In achieving that team-building goal, however, the film struggles to find time for its cast of side characters, specifically its villains. Ronan the Accuser (Lee Pace), for example, is menacing in both design and demeanor, but you never get a good sense as to his motivations. He's simply evil because he looks the part. To be fair, some of the film's side characters get plenty of screen time, most notably Michael Rooker's Yondu, but as a whole, Guardians of the Galaxy
has trouble balancing its main group with its villains and lesser heroes. But because the film has a clear focus on building the team, you tend not to care too much about how criminally underused someone like John C. Reilly or Glenn Close is.
With only a handful of flaws, and most of them easy to overlook, Guardians of the Galaxy
hits that playful space adventure note so perfectly it's hard not to want to re-watch the film immediately. The spectacle, the character dynamics, the world building - it all makes for a universe you can't wait to discover more about. And major props are due James Gunn and his talented cast for breathing life into these characters. Guardians of the Galaxy
likely won't reach the same heights as your favorite Marvel adventure, but it comes dangerously close.
Much like the Iron Man 3
script, the Guardians of the Galaxy
screenplay subverts expectation with biting humor. James Gunn and fellow screenwriter Nicole Perlman had a heady task ahead of them, but they succeed in building up these five unique characters and giving them each a handful of moments to shine. Again, it's worth pointing out that the film's secondary cast is underserved, but that feels like a length limitation more than anything else. There's so much that needs to be accomplished in this first film and for the most part it comes out having achieved all it wanted to.

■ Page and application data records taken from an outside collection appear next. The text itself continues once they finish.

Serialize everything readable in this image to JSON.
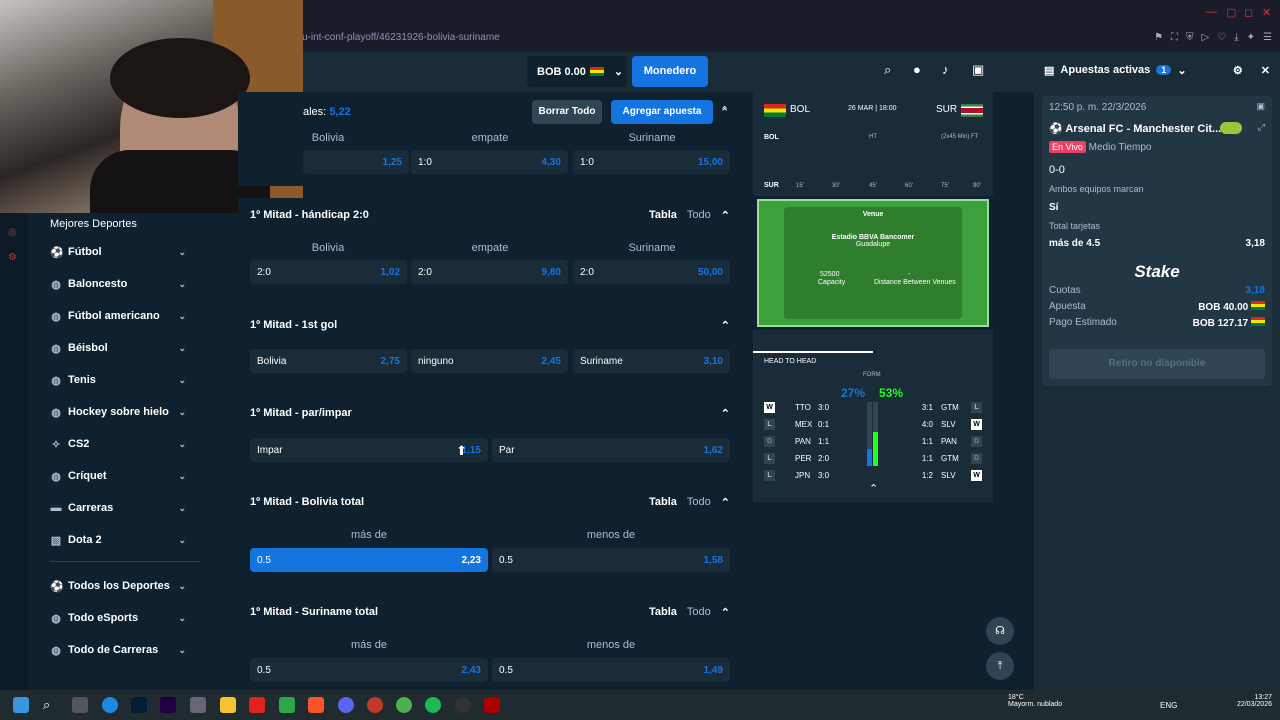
{
  "browser": {
    "url": "u-int-conf-playoff/46231926-bolivia-suriname"
  },
  "header": {
    "balance": "BOB 0.00",
    "wallet_label": "Monedero"
  },
  "sidebar": {
    "title": "Mejores Deportes",
    "items": [
      "Fútbol",
      "Baloncesto",
      "Fútbol americano",
      "Béisbol",
      "Tenis",
      "Hockey sobre hielo",
      "CS2",
      "Críquet",
      "Carreras",
      "Dota 2"
    ],
    "more": [
      "Todos los Deportes",
      "Todo eSports",
      "Todo de Carreras"
    ]
  },
  "toolbar": {
    "partial_label": "ales:",
    "partial_value": "5,22",
    "clear": "Borrar Todo",
    "add": "Agregar apuesta"
  },
  "common": {
    "tabla": "Tabla",
    "todo": "Todo",
    "mas": "más de",
    "menos": "menos de"
  },
  "sec0": {
    "cols": [
      "Bolivia",
      "empate",
      "Suriname"
    ],
    "odds": [
      {
        "l": "",
        "v": "1,25"
      },
      {
        "l": "1:0",
        "v": "4,30"
      },
      {
        "l": "1:0",
        "v": "15,00"
      }
    ]
  },
  "sec1": {
    "title": "1º Mitad - hándicap 2:0",
    "cols": [
      "Bolivia",
      "empate",
      "Suriname"
    ],
    "odds": [
      {
        "l": "2:0",
        "v": "1,02"
      },
      {
        "l": "2:0",
        "v": "9,80"
      },
      {
        "l": "2:0",
        "v": "50,00"
      }
    ]
  },
  "sec2": {
    "title": "1º Mitad - 1st gol",
    "odds": [
      {
        "l": "Bolivia",
        "v": "2,75"
      },
      {
        "l": "ninguno",
        "v": "2,45"
      },
      {
        "l": "Suriname",
        "v": "3,10"
      }
    ]
  },
  "sec3": {
    "title": "1º Mitad - par/impar",
    "odds": [
      {
        "l": "Impar",
        "v": "1,15"
      },
      {
        "l": "Par",
        "v": "1,62"
      }
    ]
  },
  "sec4": {
    "title": "1º Mitad - Bolivia total",
    "odds": [
      {
        "l": "0.5",
        "v": "2,23"
      },
      {
        "l": "0.5",
        "v": "1,58"
      }
    ]
  },
  "sec5": {
    "title": "1º Mitad - Suriname total",
    "odds": [
      {
        "l": "0.5",
        "v": "2,43"
      },
      {
        "l": "0.5",
        "v": "1,49"
      }
    ]
  },
  "tracker": {
    "home": "BOL",
    "away": "SUR",
    "date": "26 MAR | 18:00",
    "ht": "HT",
    "ft": "(2x45 Min) FT",
    "minutes": [
      "15'",
      "30'",
      "45'",
      "60'",
      "75'",
      "90'"
    ],
    "venue_label": "Venue",
    "venue": "Estadio BBVA Bancomer",
    "city": "Guadalupe",
    "capacity": "52500",
    "capacity_label": "Capacity",
    "distance": "-",
    "distance_label": "Distance Between Venues",
    "h2h": "HEAD TO HEAD",
    "form": "FORM",
    "home_pct": "27%",
    "away_pct": "53%",
    "home_rows": [
      {
        "r": "W",
        "t": "TTO",
        "s": "3:0"
      },
      {
        "r": "L",
        "t": "MEX",
        "s": "0:1"
      },
      {
        "r": "D",
        "t": "PAN",
        "s": "1:1"
      },
      {
        "r": "L",
        "t": "PER",
        "s": "2:0"
      },
      {
        "r": "L",
        "t": "JPN",
        "s": "3:0"
      }
    ],
    "away_rows": [
      {
        "r": "L",
        "t": "GTM",
        "s": "3:1"
      },
      {
        "r": "W",
        "t": "SLV",
        "s": "4:0"
      },
      {
        "r": "D",
        "t": "PAN",
        "s": "1:1"
      },
      {
        "r": "D",
        "t": "GTM",
        "s": "1:1"
      },
      {
        "r": "W",
        "t": "SLV",
        "s": "1:2"
      }
    ]
  },
  "betslip": {
    "title": "Apuestas activas",
    "count": "1",
    "time": "12:50 p. m. 22/3/2026",
    "match": "Arsenal FC - Manchester Cit...",
    "live": "En Vivo",
    "period": "Medio Tiempo",
    "score": "0-0",
    "market1": "Ambos equipos marcan",
    "sel1": "Sí",
    "market2": "Total tarjetas",
    "sel2": "más de 4.5",
    "sel2_odd": "3,18",
    "brand": "Stake",
    "cuotas": "Cuotas",
    "cuotas_v": "3,18",
    "apuesta": "Apuesta",
    "apuesta_v": "BOB 40.00",
    "pago": "Pago Estimado",
    "pago_v": "BOB 127.17",
    "cashout": "Retiro no disponible"
  },
  "taskbar": {
    "weather_temp": "18°C",
    "weather": "Mayorm. nublado",
    "lang": "ENG",
    "time": "13:27",
    "date": "22/03/2026"
  }
}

On top of that, this film wears the big bold space adventure badge with honor, something that you rarely see in films these days. The scope and scale of the story is massive and the places it takes the audience are each more interesting than the next. To lean into the sci-fi this hard must have felt like a huge risk for Gunn and Marvel, but to their credit the film doesn't hold back. You want a film with colorful aliens, massive space ships, world-destroying weapons, and sinister villains? Guardians of the Galaxy
Although the action sequences in Guardians of the Galaxy
are fun and inventive, they lack some of the energy that the rest of the film has. In some places it's the editing and in others it's the composition, but oftentimes the transitions from one shot to the next don't match up. It's not completely jarring, but it does get in the way of the pacing. Even so, the film has a bounty of sci-fi action filled with plenty of comedic touches. There are incredible space battles, intimate one-on-one fights, and even a little hijinks thrown in for good measure. And visually, this film is nothing short of stunning, from the design of Groot and Rocket to the staging of the climactic final battle.